Hayes becomes Ohio's first three-term Governor - 1868 - 1872, 1875 - 1876

Acceptance of the Republican candidacy for the office of governor of Ohio in June 1867 offered him a creditable excuse to exit from Congress. He owed his nomination both to the machinations of William Henry Smith and to the controversy over African American suffrage. To secure the passage of a state constitutional amendment guaranteeing African Americans the right to vote, Ohio Republicans needed a strong candidate for governor. Unimpeachable character and morals, a distinguished war record, and the fact that he was not too closely identified with the Radicals made Hayes an ideal candidate. In the ensuing election, he defeated a formidable Democratic opponent, Allan G. Thurman, by less than 3,000 votes. At the same time, Ohio voters rejected the state amendment guaranteeing African Americans suffrage by 38,000 votes. 

Inaugurated on January 13, 1868, the governor renewed his stand for equal voting rights and fought the proposed Democratic repeal of Ohio’s assent to the fourteenth amendment. In June 1869, the state Republican convention in Columbus re-nominated Hayes by acclamation. Campaigning in favor of the ratification of the fifteenth amendment and a sound fiscal policy based on hard currency, he defeated George H. Pendleton of Cincinnati, the Democratic challenger, by some 7,500 votes. When he later assessed his first two terms as governor of Ohio (1868-1872), Hayes listed the following as among his most notable accomplishments: the initiation of a state geological survey; the state’s gaining control of a soldier’s and sailor’s home in Xenia, Ohio; the establishment of an agricultural and mechanical college, which later became known as The Ohio State University; the implementation of reforms in the state’s penal and mental institutions; and Ohio’s ratification of the fifteenth amendment and other African American suffrage legislation. He also took great pride in his efforts to preserve Ohio’s historical heritage.
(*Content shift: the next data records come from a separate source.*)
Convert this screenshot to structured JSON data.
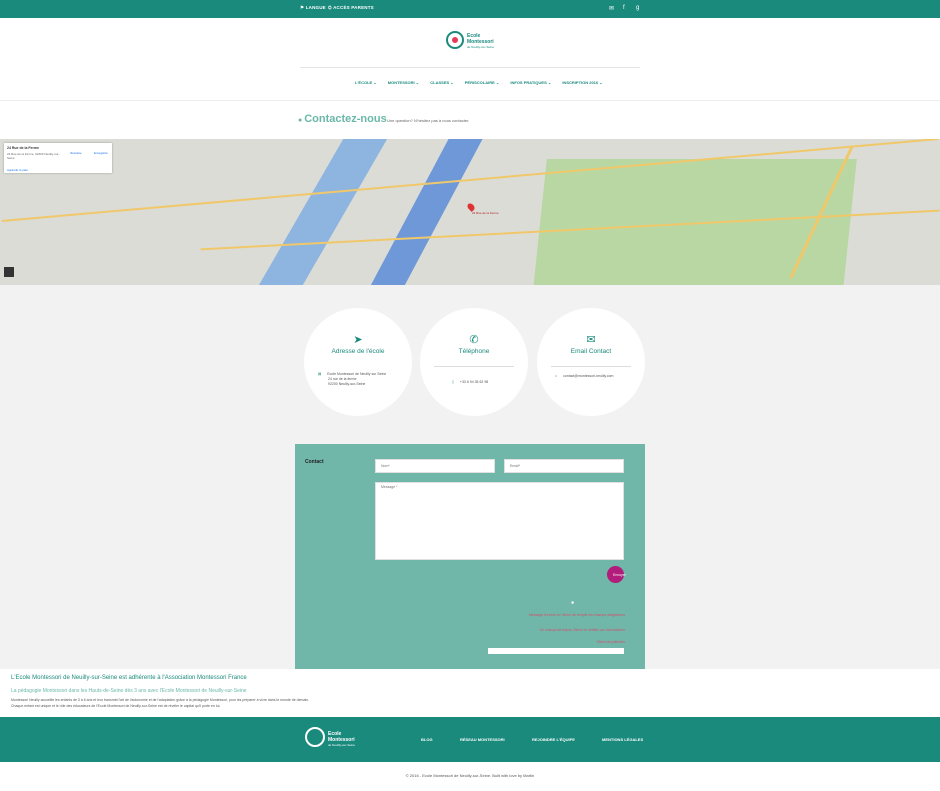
{
  "topbar": {
    "lang": "LANGUE",
    "parents": "ACCÈS PARENTS",
    "icons": [
      "mail-icon",
      "facebook-icon",
      "google-plus-icon"
    ],
    "icon_glyphs": [
      "✉",
      "f",
      "g"
    ]
  },
  "logo": {
    "line1": "Ecole",
    "line2": "Montessori",
    "line3": "de Neuilly-sur-Seine"
  },
  "nav": {
    "items": [
      "L'ÉCOLE",
      "MONTESSORI",
      "CLASSES",
      "PÉRISCOLAIRE",
      "INFOS PRATIQUES",
      "INSCRIPTION 2016"
    ]
  },
  "header": {
    "title": "Contactez-nous",
    "subtitle": "Une question? N'hésitez pas à nous contacter."
  },
  "map": {
    "card_title": "24 Rue de la Ferme",
    "card_address": "24 Rue de la Ferme, 92200 Neuilly-sur-Seine",
    "directions": "Itinéraire",
    "save": "Enregistré",
    "larger_map": "Agrandir le plan",
    "pin_label": "24 Rue de la Ferme"
  },
  "cards": [
    {
      "icon": "➤",
      "title": "Adresse de l'école",
      "lines": [
        "Ecole Montessori de Neuilly sur Seine",
        "24 rue de la ferme",
        "92200 Neuilly-sur-Seine"
      ],
      "bullet": "▤"
    },
    {
      "icon": "✆",
      "title": "Téléphone",
      "lines": [
        "+33 6 94 35 62 98"
      ],
      "bullet": "▯"
    },
    {
      "icon": "✉",
      "title": "Email Contact",
      "lines": [
        "contact@montessori-neuilly.com"
      ],
      "bullet": "⌂"
    }
  ],
  "form": {
    "label": "Contact",
    "name_placeholder": "Nom*",
    "email_placeholder": "Email*",
    "message_placeholder": "Message *",
    "send": "Envoyer",
    "error1": "Message d'erreur ici. Merci de remplir les champs obligatoires",
    "error2": "Ce champ est requis. Merci de vérifier vos informations",
    "error3": "Merci de patienter"
  },
  "info": {
    "heading": "L'Ecole Montessori de Neuilly-sur-Seine est adhérente à l'Association Montessori France",
    "subheading": "La pédagogie Montessori dans les Hauts-de-Seine dès 3 ans avec l'Ecole Montessori de Neuilly-sur-Seine",
    "p1": "Montessori Neuilly accueille les enfants de 3 à 6 ans et leur transmet l'art de l'autonomie et de l'adaptation grâce à la pédagogie Montessori, pour les préparer à vivre dans le monde de demain.",
    "p2": "Chaque enfant est unique et le rôle des éducateurs de l'Ecole Montessori de Neuilly-sur-Seine est de révéler le capital qu'il porte en lui."
  },
  "footer": {
    "links": [
      "BLOG",
      "RÉSEAU MONTESSORI",
      "REJOINDRE L'ÉQUIPE",
      "MENTIONS LÉGALES"
    ],
    "copyright": "© 2016 - Ecole Montessori de Neuilly-sur-Seine. Built with love by Martin"
  },
  "colors": {
    "brand": "#1a8a7d",
    "form_bg": "#70b6a9",
    "send_button": "#b21c7b"
  }
}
After holding elective office for more than seven years, Governor Hayes yearned for the opportunity to retire from public life. He refused to run for an unprecedented third term and declined an offer from a group of insurgent Republicans in January 1872 to contest the Senate seat held by John Sherman. In May, he attended the Liberal Republican Convention in Cincinnati as a casual observer. Although dissatisfied with Grant’s record as President and sympathetic with this reform movement’s cause, he remained a party regular. As a delegate to the Republican National Convention, he supported Grant’s re-nomination.
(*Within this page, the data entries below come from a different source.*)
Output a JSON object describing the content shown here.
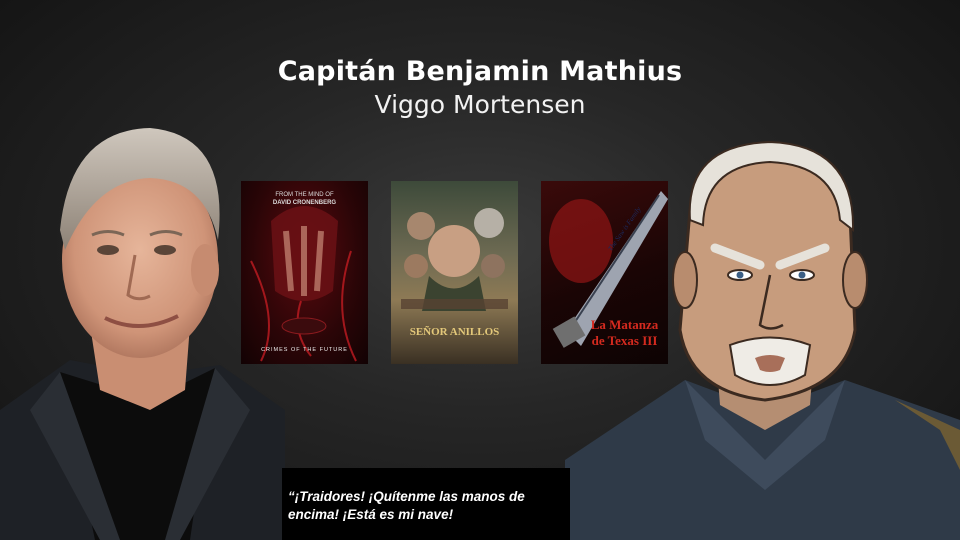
{
  "slide": {
    "character_name": "Capitán Benjamin Mathius",
    "actor_name": "Viggo Mortensen",
    "quote": "“¡Traidores! ¡Quítenme las manos de encima! ¡Está es mi nave!"
  },
  "posters": [
    {
      "name": "crimes-of-the-future",
      "top_text": "FROM THE MIND OF",
      "director": "DAVID CRONENBERG",
      "bottom_text": "CRIMES OF THE FUTURE",
      "accent": "#b3151b"
    },
    {
      "name": "senor-de-los-anillos",
      "title": "SEÑOR ANILLOS",
      "accent": "#c9a84a"
    },
    {
      "name": "la-matanza-de-texas",
      "title_line1": "La Matanza",
      "title_line2": "de Texas III",
      "tagline": "The Saw is Family",
      "accent": "#c21a1a"
    }
  ],
  "colors": {
    "background": "#1a1a1a",
    "quote_box": "#000000",
    "uniform": "#2f3a48"
  }
}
That fall, the former governor reluctantly ran for Congress in Cincinnati’s upper middle-class Second District, where political leaders feared a swing to the Liberal Republican-Democratic coalition led by Horace Greeley. Although he out-polled the local Republican ticket, he lost in his bid for a third Congressional term. As a reward for his party loyalty, President Grant offered him the position of Assistant United States Treasurer at Cincinnati. Disdaining any further connections with current politics, he politely declined the appointment.
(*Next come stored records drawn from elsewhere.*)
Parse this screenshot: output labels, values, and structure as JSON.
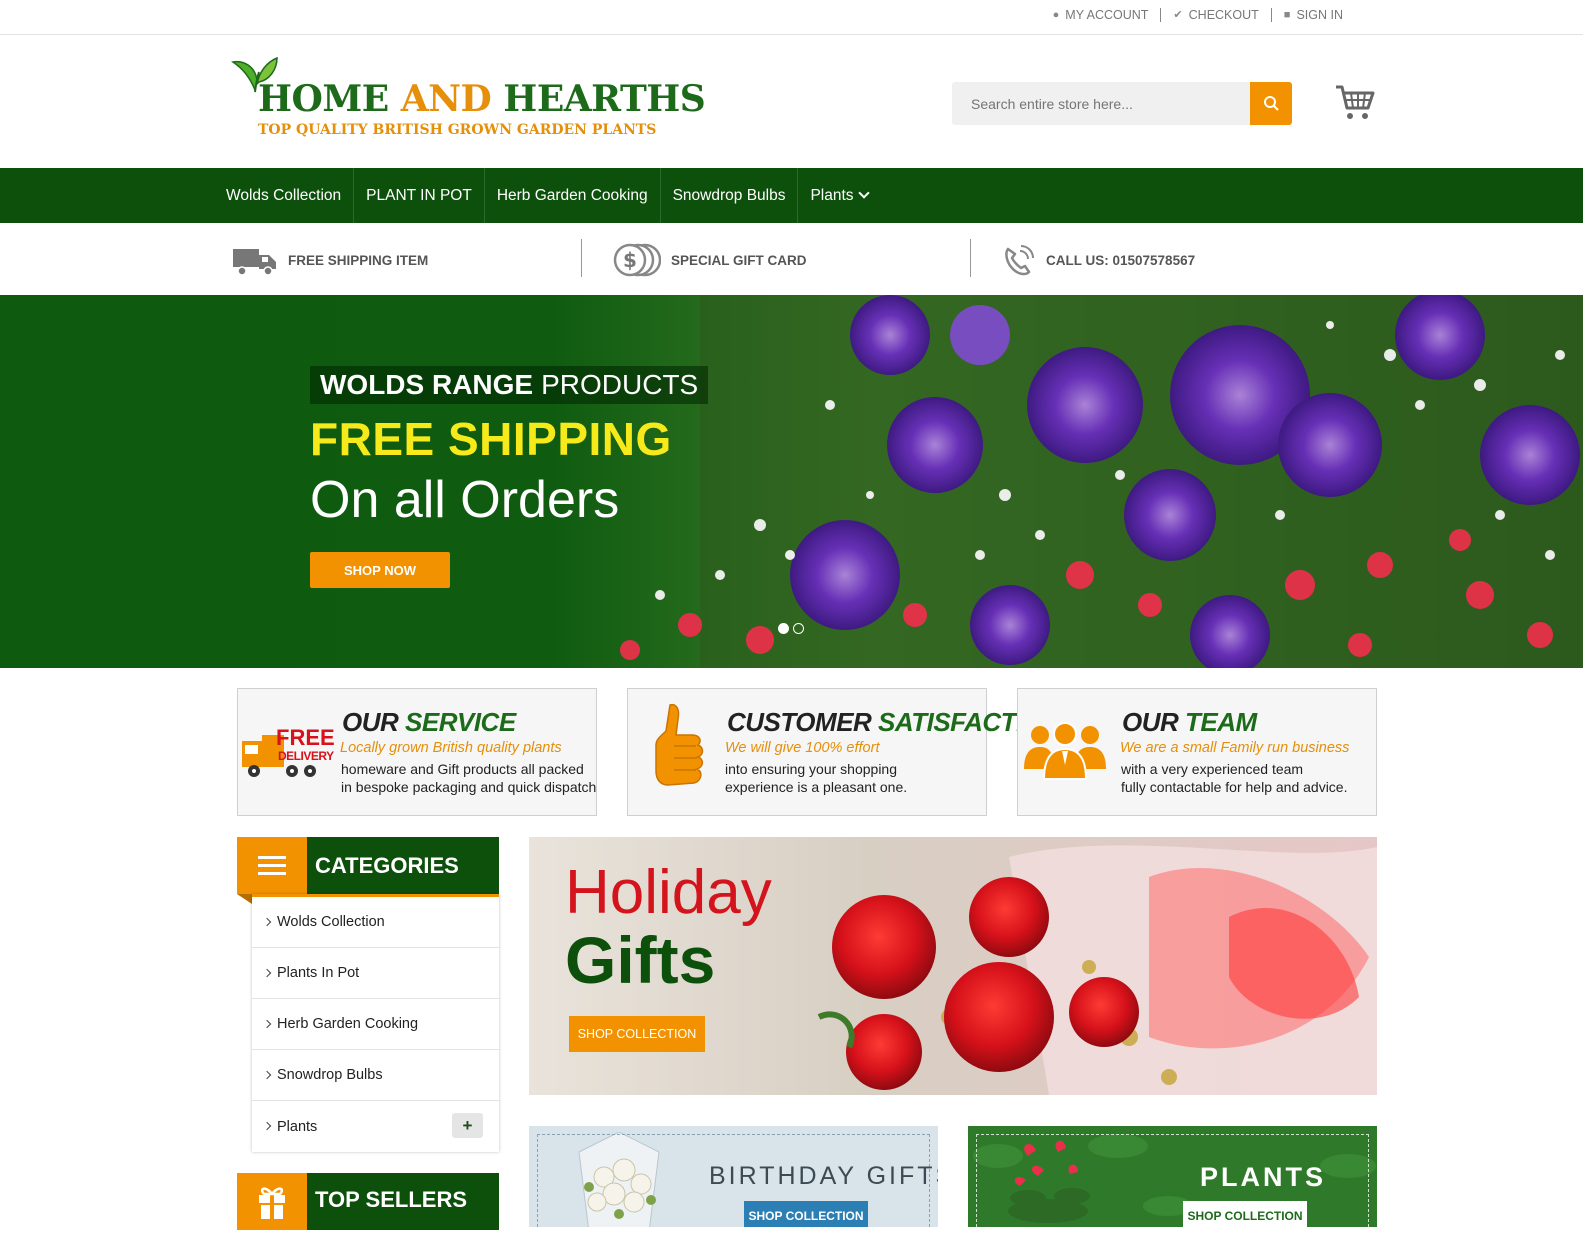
{
  "top_links": [
    {
      "icon": "user-icon",
      "label": "MY ACCOUNT"
    },
    {
      "icon": "check-icon",
      "label": "CHECKOUT"
    },
    {
      "icon": "lock-icon",
      "label": "SIGN IN"
    }
  ],
  "logo": {
    "title_a": "HOME ",
    "title_and": "AND",
    "title_b": " HEARTHS",
    "tagline": "TOP QUALITY BRITISH GROWN GARDEN PLANTS"
  },
  "search": {
    "placeholder": "Search entire store here..."
  },
  "nav": [
    "Wolds Collection",
    "PLANT IN POT",
    "Herb Garden Cooking",
    "Snowdrop Bulbs",
    "Plants"
  ],
  "features": [
    {
      "icon": "truck-icon",
      "label": "FREE SHIPPING ITEM"
    },
    {
      "icon": "coins-icon",
      "label": "SPECIAL GIFT CARD"
    },
    {
      "icon": "phone-icon",
      "label": "CALL US: 01507578567"
    }
  ],
  "hero": {
    "sub_bold": "WOLDS RANGE",
    "sub_rest": "PRODUCTS",
    "title": "FREE SHIPPING",
    "line": "On all Orders",
    "button": "SHOP NOW",
    "active_slide": 1
  },
  "services": [
    {
      "t1": "OUR",
      "t2": "SERVICE",
      "sub": "Locally grown British quality plants",
      "d1": "homeware and Gift products all packed",
      "d2": "in bespoke packaging and quick dispatch",
      "badge_a": "FREE",
      "badge_b": "DELIVERY"
    },
    {
      "t1": "CUSTOMER",
      "t2": "SATISFACTION",
      "sub": "We will give 100% effort",
      "d1": "into ensuring your shopping",
      "d2": "experience is a pleasant one."
    },
    {
      "t1": "OUR",
      "t2": "TEAM",
      "sub": "We are a small Family run business",
      "d1": "with a very experienced team",
      "d2": "fully contactable for help and advice."
    }
  ],
  "categories": {
    "title": "CATEGORIES",
    "items": [
      "Wolds Collection",
      "Plants In Pot",
      "Herb Garden Cooking",
      "Snowdrop Bulbs",
      "Plants"
    ]
  },
  "top_sellers": {
    "title": "TOP SELLERS"
  },
  "holiday": {
    "line1": "Holiday",
    "line2": "Gifts",
    "button": "SHOP COLLECTION"
  },
  "birthday": {
    "title": "BIRTHDAY GIFTS",
    "button": "SHOP COLLECTION"
  },
  "plants_banner": {
    "title": "PLANTS",
    "button": "SHOP COLLECTION"
  },
  "colors": {
    "brand_green": "#0d500c",
    "accent_orange": "#f39200",
    "hero_yellow": "#f7ea1a",
    "holiday_red": "#d4141c"
  }
}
Assuring himself that he was finished with politics for good, Hayes and his family moved to Fremont, Ohio, in May 1873. With Spiegel Grove as his home, he settled down to enjoy the leisurely life of a country squire. During these years, Hayes busied himself with such matters as caring for his ailing uncle, improving his estate, founding the Birchard Public Library and Sandusky County Pioneer and Historical Association in Fremont, and developing his land investments. Republican reverses in 1873 and 1874, however, cut short his retirement to private life. He yielded to his party’s call and accepted the Republican nomination for governor on June 2, 1875. Carefully handling cultural issues such as parochial education while adhering to sound money principles, he defeated the incumbent Democrat William Allen to become Ohio’s first three-term governor.